Sustainable Gardening: Part with Peat
Peat has been a major ingredient of the compost used in gardening for many years. It is mainly derived from peat bogs which are among the rarest and most fragile environments in the UK and are often hundreds of years old. Natural peat bogs are being destroyed to meet the demand for composts and the peatlands of the UK are now some of the most endangered natural habitats in the country. With only 6000 hectares of bog left in the UK that is in a natural condition, this equates to a loss of 94% of all peatbogs in the UK. Both Churt's Flashes Nature Reserve and Thursley National Nature Reserve have important areas of peat bog.
The peat business is extremely damaging to the climate, as estimates believe that removing and processing peat for composts release around 630 000 tons of CO2 into the atmosphere. The peat used in the UK is also sourced from Ireland or Baltic nations such as Estonia, Latvia and Lithuania, meaning further carbon is emitted during transportation. Peat extraction also destroys valuable ecosystems and threatens extinction to rare and endangered species.

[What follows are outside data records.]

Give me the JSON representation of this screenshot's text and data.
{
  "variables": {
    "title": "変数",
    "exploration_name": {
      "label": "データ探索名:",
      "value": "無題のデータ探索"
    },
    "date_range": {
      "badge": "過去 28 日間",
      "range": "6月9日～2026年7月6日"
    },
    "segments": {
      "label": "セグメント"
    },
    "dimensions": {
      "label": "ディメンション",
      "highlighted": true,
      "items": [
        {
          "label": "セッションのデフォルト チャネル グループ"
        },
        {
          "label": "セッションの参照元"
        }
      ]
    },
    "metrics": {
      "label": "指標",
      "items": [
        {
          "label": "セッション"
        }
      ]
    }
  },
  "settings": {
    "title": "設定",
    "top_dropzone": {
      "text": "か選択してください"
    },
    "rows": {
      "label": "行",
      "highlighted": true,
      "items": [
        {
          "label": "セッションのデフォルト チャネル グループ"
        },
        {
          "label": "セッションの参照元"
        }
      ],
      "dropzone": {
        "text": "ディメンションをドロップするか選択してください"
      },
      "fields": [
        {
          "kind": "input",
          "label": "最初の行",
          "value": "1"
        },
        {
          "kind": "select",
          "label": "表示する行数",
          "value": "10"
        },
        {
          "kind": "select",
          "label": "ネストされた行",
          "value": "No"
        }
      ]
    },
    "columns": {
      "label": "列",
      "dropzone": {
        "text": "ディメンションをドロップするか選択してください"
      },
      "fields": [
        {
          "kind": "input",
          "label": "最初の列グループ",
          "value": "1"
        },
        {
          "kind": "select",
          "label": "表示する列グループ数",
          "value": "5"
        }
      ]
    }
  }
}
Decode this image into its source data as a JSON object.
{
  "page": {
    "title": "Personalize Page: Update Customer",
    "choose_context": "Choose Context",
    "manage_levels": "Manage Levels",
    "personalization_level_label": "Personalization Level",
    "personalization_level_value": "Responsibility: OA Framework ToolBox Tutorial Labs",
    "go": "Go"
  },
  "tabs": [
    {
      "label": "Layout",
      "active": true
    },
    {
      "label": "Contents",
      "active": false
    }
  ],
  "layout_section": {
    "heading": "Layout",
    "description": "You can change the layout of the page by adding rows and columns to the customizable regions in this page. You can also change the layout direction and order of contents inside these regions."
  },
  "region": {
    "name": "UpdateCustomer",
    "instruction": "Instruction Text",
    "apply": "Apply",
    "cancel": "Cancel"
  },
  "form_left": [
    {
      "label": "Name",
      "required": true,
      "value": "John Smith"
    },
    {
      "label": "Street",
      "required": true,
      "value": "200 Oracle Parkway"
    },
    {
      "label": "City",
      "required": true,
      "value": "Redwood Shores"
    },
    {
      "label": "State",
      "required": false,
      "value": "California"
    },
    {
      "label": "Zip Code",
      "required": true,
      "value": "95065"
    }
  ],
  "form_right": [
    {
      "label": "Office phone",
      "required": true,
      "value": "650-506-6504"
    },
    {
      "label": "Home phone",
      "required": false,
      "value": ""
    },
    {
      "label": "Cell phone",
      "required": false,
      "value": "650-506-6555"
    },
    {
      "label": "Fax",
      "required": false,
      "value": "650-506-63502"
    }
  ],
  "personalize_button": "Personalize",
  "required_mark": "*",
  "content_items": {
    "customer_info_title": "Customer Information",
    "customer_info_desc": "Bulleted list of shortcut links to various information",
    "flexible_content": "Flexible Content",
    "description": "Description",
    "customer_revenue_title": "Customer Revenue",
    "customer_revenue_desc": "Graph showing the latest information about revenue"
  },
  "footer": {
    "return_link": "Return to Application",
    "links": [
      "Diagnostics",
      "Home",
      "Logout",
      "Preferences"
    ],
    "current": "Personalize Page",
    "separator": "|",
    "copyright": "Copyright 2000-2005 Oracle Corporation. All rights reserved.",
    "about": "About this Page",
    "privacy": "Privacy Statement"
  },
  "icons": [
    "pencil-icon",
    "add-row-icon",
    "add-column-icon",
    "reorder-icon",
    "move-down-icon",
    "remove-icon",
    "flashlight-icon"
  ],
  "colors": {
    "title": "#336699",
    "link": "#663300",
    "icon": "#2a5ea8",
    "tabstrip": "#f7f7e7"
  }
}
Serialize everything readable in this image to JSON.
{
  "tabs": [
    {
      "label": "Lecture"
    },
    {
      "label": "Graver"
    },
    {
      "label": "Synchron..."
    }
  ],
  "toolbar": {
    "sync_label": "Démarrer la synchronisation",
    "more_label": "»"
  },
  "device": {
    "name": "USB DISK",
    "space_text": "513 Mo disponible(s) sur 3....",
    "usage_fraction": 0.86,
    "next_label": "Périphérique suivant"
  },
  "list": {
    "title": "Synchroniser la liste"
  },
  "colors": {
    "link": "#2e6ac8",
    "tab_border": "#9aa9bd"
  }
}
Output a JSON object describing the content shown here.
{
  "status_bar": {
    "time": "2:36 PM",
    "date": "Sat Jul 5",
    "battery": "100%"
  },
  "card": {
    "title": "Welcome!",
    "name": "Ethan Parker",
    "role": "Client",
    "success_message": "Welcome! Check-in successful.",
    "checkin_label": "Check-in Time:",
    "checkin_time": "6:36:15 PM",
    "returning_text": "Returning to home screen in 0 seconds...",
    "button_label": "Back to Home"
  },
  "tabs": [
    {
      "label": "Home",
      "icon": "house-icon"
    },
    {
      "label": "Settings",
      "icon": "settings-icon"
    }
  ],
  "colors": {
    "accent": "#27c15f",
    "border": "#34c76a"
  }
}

The problems with peat have been known for at least 20 years, but it is proving very difficult to phase out of common usage, with almost half of composts used in Britain continuing to be peat-based.Famous gardeners that have spoken out against using peat-based composts include Alan Titchmarch, Monty Don and Charlie Dimmock. The RHS also support gardening peat free.
Peat-free growing media, including compost and soil conditioners, are increasingly available however many products still use peat as their organic ingredient. Even ‘Low peat’ products, those that claim to be from ‘sustainable sources’ and the soil in potted plants can still contain a high proportion of peat.
A misty morning over one of the bog ponds at Thursley National Nature Reserve.
Axe Pond at the Flashes
How can I go peat free?
1. Make your own compost
The benefits of composting your garden and kitchen waste are two-fold. You will reduce the amount of waste sent to landfill and provide a habitat for a range of minibeasts. The community of minibeasts who live among the waste help the decaying process, and in turn, these beasts are a food source for hedgehogs and other animals.
All you need for a successful compost heap is waste, air and water!
See more information on making your own compost.
Click on the image to enlarge
2. Check all purchases
Specifically labelled peat free compost is available but you may need to shop around to find it. Check labels for peat-based materials, and make sure that peat is not a component of potted house plants or indoor potting mix too.
Use alternatives - there are a number of peat-free alternatives; all providing different conditions for growing. The best thing to use will depend on what you want to grow and the existing soil you have in your garden. You may want to research and experiment with bark chippings, coir, wood fibre.
3. Be vocal
The more we ask for peat-free options, the more likely garden centres will be to stock it.
4. Peat based products are costing the Earth
Sign the petition to demand an end to the sale of peat compost
5. Look for retailers that are committed to phasing out peat sales
The Wildlife Trusts recently undertook a survey of some major retailers: See some of the findings from this.